(Excerpts from an interface dataset)
○ ○ ○ ○ ○ ○ ○
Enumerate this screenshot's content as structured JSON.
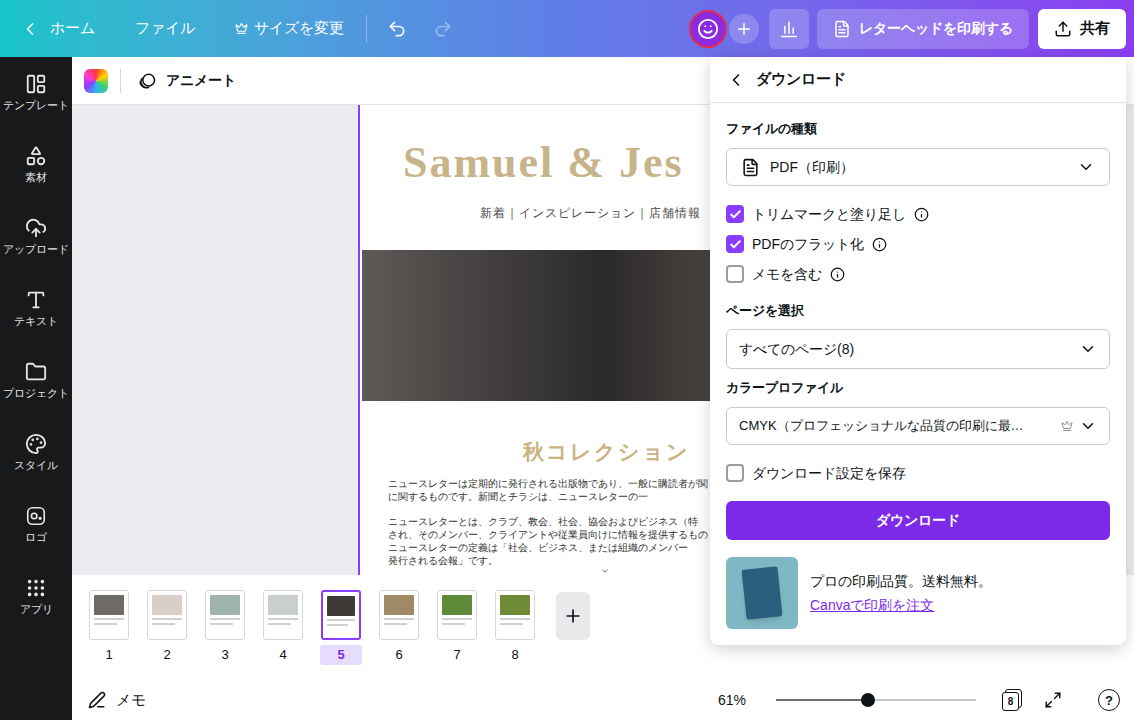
{
  "topbar": {
    "home": "ホーム",
    "file": "ファイル",
    "resize": "サイズを変更",
    "undo_disabled": false,
    "redo_disabled": true,
    "print_button": "レターヘッドを印刷する",
    "share": "共有"
  },
  "sidebar": {
    "items": [
      {
        "label": "テンプレート"
      },
      {
        "label": "素材"
      },
      {
        "label": "アップロード"
      },
      {
        "label": "テキスト"
      },
      {
        "label": "プロジェクト"
      },
      {
        "label": "スタイル"
      },
      {
        "label": "ロゴ"
      },
      {
        "label": "アプリ"
      }
    ]
  },
  "toolbar": {
    "animate": "アニメート"
  },
  "document": {
    "title": "Samuel & Jes",
    "nav": "新着｜インスピレーション｜店舗情報",
    "heading": "秋コレクション",
    "body": [
      [
        "ニュースレターは定期的に発行される出版物であり、一般に購読者が関",
        "に関するものです。新聞とチラシは、ニュースレターの一"
      ],
      [
        "ニュースレターとは、クラブ、教会、社会、協会およびビジネス（特",
        "され、そのメンバー、クライアントや従業員向けに情報を提供するもの",
        "ニュースレターの定義は「社会、ビジネス、または組織のメンバー",
        "発行される会報」です。"
      ]
    ]
  },
  "pages": [
    {
      "number": "1",
      "selected": false
    },
    {
      "number": "2",
      "selected": false
    },
    {
      "number": "3",
      "selected": false
    },
    {
      "number": "4",
      "selected": false
    },
    {
      "number": "5",
      "selected": true
    },
    {
      "number": "6",
      "selected": false
    },
    {
      "number": "7",
      "selected": false
    },
    {
      "number": "8",
      "selected": false
    }
  ],
  "bottom_bar": {
    "notes": "メモ",
    "zoom": "61%",
    "zoom_level": 0.46,
    "page_count": "8",
    "help": "?"
  },
  "download": {
    "title": "ダウンロード",
    "file_type_label": "ファイルの種類",
    "file_type": "PDF（印刷）",
    "options": [
      {
        "label": "トリムマークと塗り足し",
        "checked": true
      },
      {
        "label": "PDFのフラット化",
        "checked": true
      },
      {
        "label": "メモを含む",
        "checked": false
      }
    ],
    "pages_label": "ページを選択",
    "pages": "すべてのページ(8)",
    "color_profile_label": "カラープロファイル",
    "color_profile": "CMYK（プロフェッショナルな品質の印刷に最…",
    "save_settings": {
      "label": "ダウンロード設定を保存",
      "checked": false
    },
    "button": "ダウンロード",
    "promo": {
      "text": "プロの印刷品質。送料無料。",
      "link": "Canvaで印刷を注文"
    }
  }
}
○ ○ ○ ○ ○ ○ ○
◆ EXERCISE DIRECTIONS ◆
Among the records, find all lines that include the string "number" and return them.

◆ WRITTEN SOLUTION ◆
      "number": "1",
      "number": "2",
      "number": "3",
      "number": "4",
      "number": "5",
      "number": "6",
      "number": "7",
      "number": "8",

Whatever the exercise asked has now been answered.